◆ Task directions
Copy out each line of the data that holds the string "Pydantic".

Top of Records for the exercise

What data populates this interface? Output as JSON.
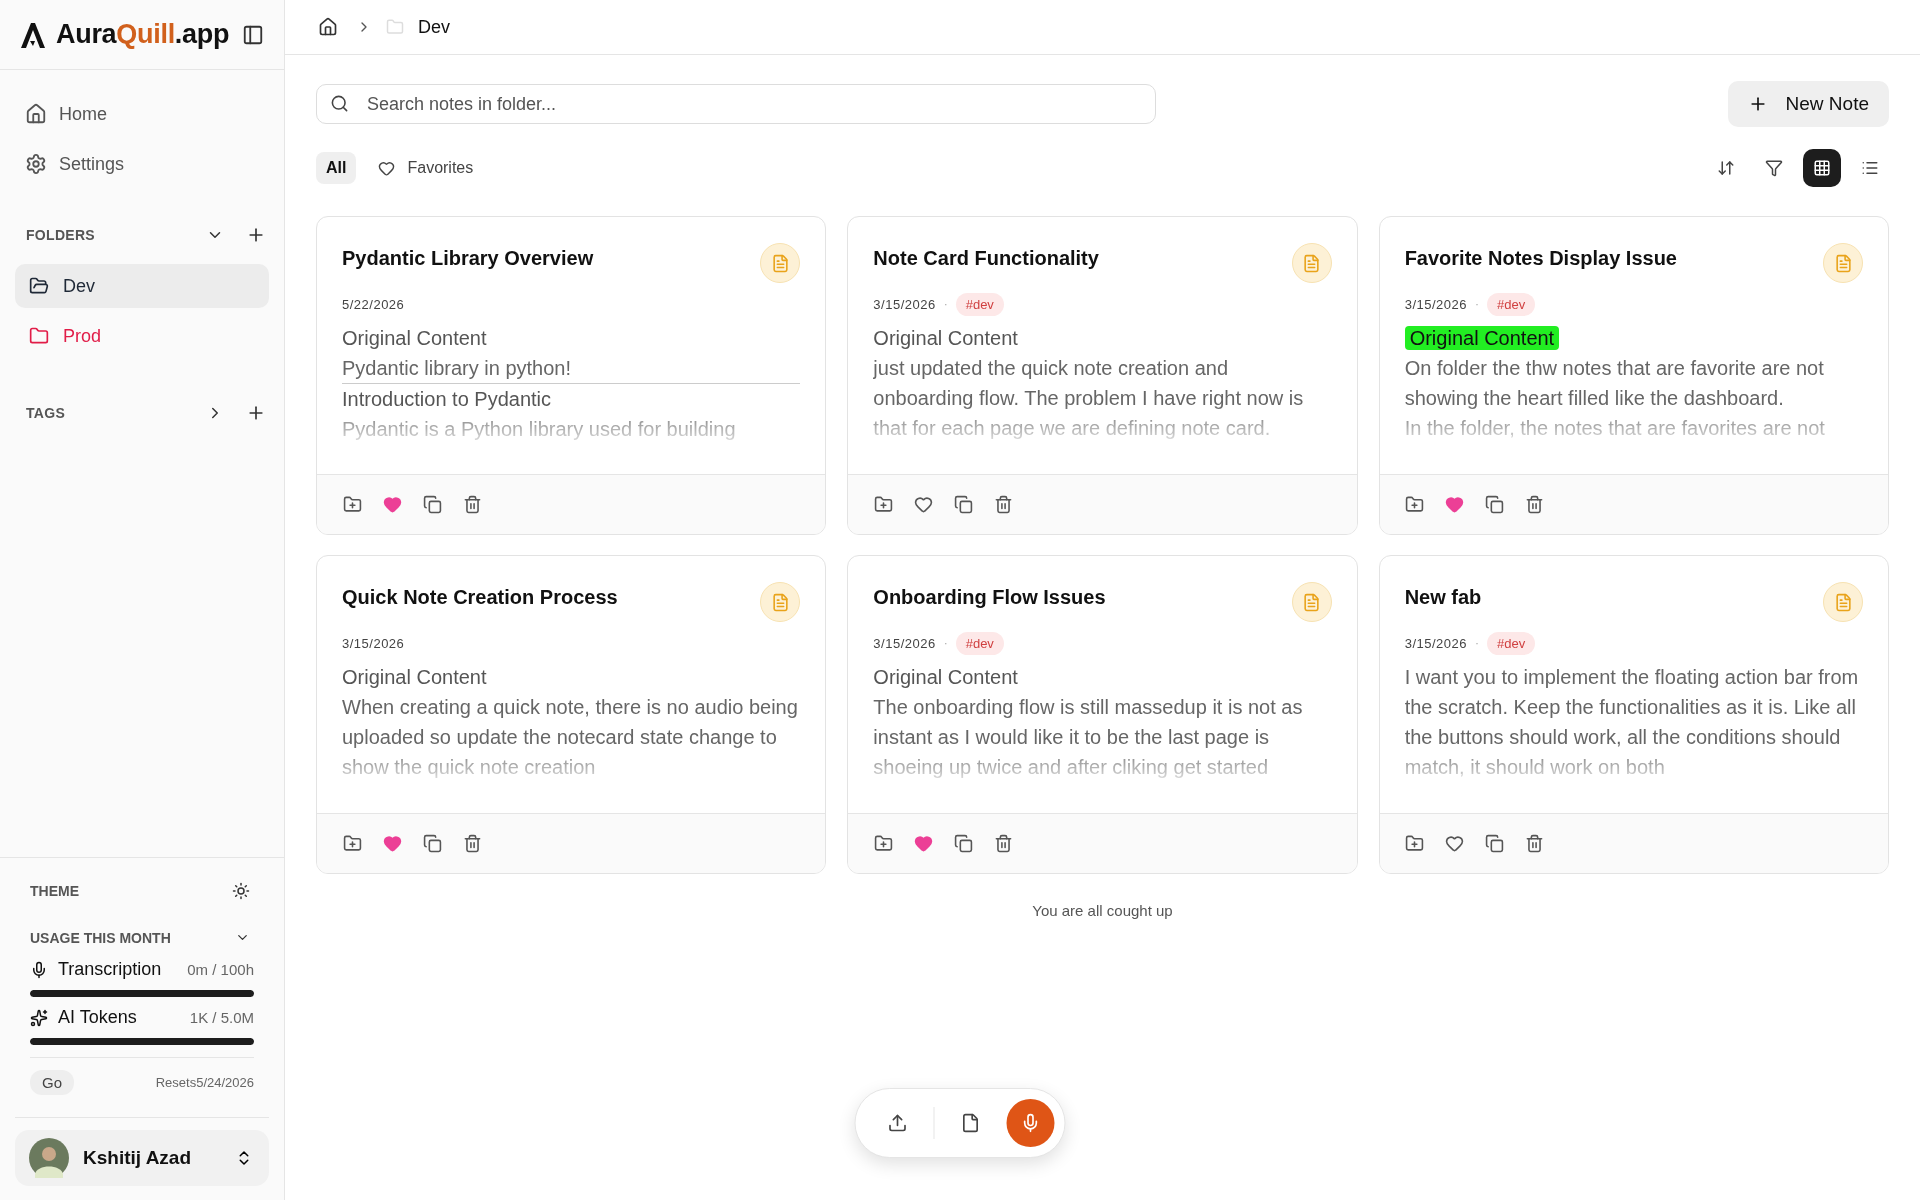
{
  "brand": {
    "parts": [
      {
        "text": "Aura",
        "accent": false
      },
      {
        "text": "Quill",
        "accent": true
      },
      {
        "text": ".app",
        "accent": false
      }
    ]
  },
  "nav": [
    {
      "label": "Home",
      "kind": "home"
    },
    {
      "label": "Settings",
      "kind": "settings"
    }
  ],
  "folders": {
    "title": "FOLDERS",
    "expanded": true,
    "items": [
      {
        "label": "Dev",
        "selected": true,
        "color": "#1f2937"
      },
      {
        "label": "Prod",
        "selected": false,
        "color": "#e11d48"
      }
    ]
  },
  "tags": {
    "title": "TAGS",
    "expanded": false
  },
  "theme": {
    "label": "THEME"
  },
  "usage": {
    "title": "USAGE THIS MONTH",
    "meters": [
      {
        "kind": "mic",
        "label": "Transcription",
        "reading": "0m / 100h",
        "level": 1
      },
      {
        "kind": "sparkles",
        "label": "AI Tokens",
        "reading": "1K / 5.0M",
        "level": 1
      }
    ],
    "plan": "Go",
    "resets": "Resets5/24/2026"
  },
  "user": {
    "name": "Kshitij Azad"
  },
  "breadcrumb": {
    "current": "Dev"
  },
  "search": {
    "placeholder": "Search notes in folder..."
  },
  "new_note": "New Note",
  "filters": [
    {
      "label": "All",
      "kind": "all",
      "selected": true
    },
    {
      "label": "Favorites",
      "kind": "favorites",
      "selected": false
    }
  ],
  "views": [
    {
      "kind": "grid",
      "selected": true
    },
    {
      "kind": "list",
      "selected": false
    }
  ],
  "notes": [
    {
      "title": "Pydantic Library Overview",
      "date": "5/22/2026",
      "favorite": true,
      "content": [
        {
          "kind": "heading",
          "text": "Original Content",
          "highlighted": false
        },
        {
          "kind": "paragraph",
          "text": "Pydantic library in python!"
        },
        {
          "kind": "rule"
        },
        {
          "kind": "heading",
          "text": "Introduction to Pydantic",
          "highlighted": false
        },
        {
          "kind": "paragraph",
          "text": "Pydantic is a Python library used for building"
        }
      ]
    },
    {
      "title": "Note Card Functionality",
      "date": "3/15/2026",
      "separator": "·",
      "tags": [
        "#dev"
      ],
      "favorite": false,
      "content": [
        {
          "kind": "heading",
          "text": "Original Content",
          "highlighted": false
        },
        {
          "kind": "paragraph",
          "text": "just updated the quick note creation and onboarding flow. The problem I have right now is that for each page we are defining note card."
        }
      ]
    },
    {
      "title": "Favorite Notes Display Issue",
      "date": "3/15/2026",
      "separator": "·",
      "tags": [
        "#dev"
      ],
      "favorite": true,
      "content": [
        {
          "kind": "heading",
          "text": "Original Content",
          "highlighted": true
        },
        {
          "kind": "paragraph",
          "text": "On folder the thw notes that are favorite are not showing the heart filled like the dashboard."
        },
        {
          "kind": "paragraph",
          "text": "In the folder, the notes that are favorites are not"
        }
      ]
    },
    {
      "title": "Quick Note Creation Process",
      "date": "3/15/2026",
      "favorite": true,
      "content": [
        {
          "kind": "heading",
          "text": "Original Content",
          "highlighted": false
        },
        {
          "kind": "paragraph",
          "text": "When creating a quick note, there is no audio being uploaded so update the notecard state change to show the quick note creation"
        }
      ]
    },
    {
      "title": "Onboarding Flow Issues",
      "date": "3/15/2026",
      "separator": "·",
      "tags": [
        "#dev"
      ],
      "favorite": true,
      "content": [
        {
          "kind": "heading",
          "text": "Original Content",
          "highlighted": false
        },
        {
          "kind": "paragraph",
          "text": "The onboarding flow is still massedup it is not as instant as I would like it to be the last page is shoeing up twice and after cliking get started"
        }
      ]
    },
    {
      "title": "New fab",
      "date": "3/15/2026",
      "separator": "·",
      "tags": [
        "#dev"
      ],
      "favorite": false,
      "content": [
        {
          "kind": "paragraph",
          "text": "I want you to implement the floating action bar from the scratch. Keep the functionalities as it is. Like all the buttons should work, all the conditions should match, it should work on both"
        }
      ]
    }
  ],
  "end_message": "You are all cought up"
}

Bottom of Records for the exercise

◆ Solution
      "title": "Pydantic Library Overview",
          "text": "Pydantic library in python!"
          "text": "Introduction to Pydantic",
          "text": "Pydantic is a Python library used for building"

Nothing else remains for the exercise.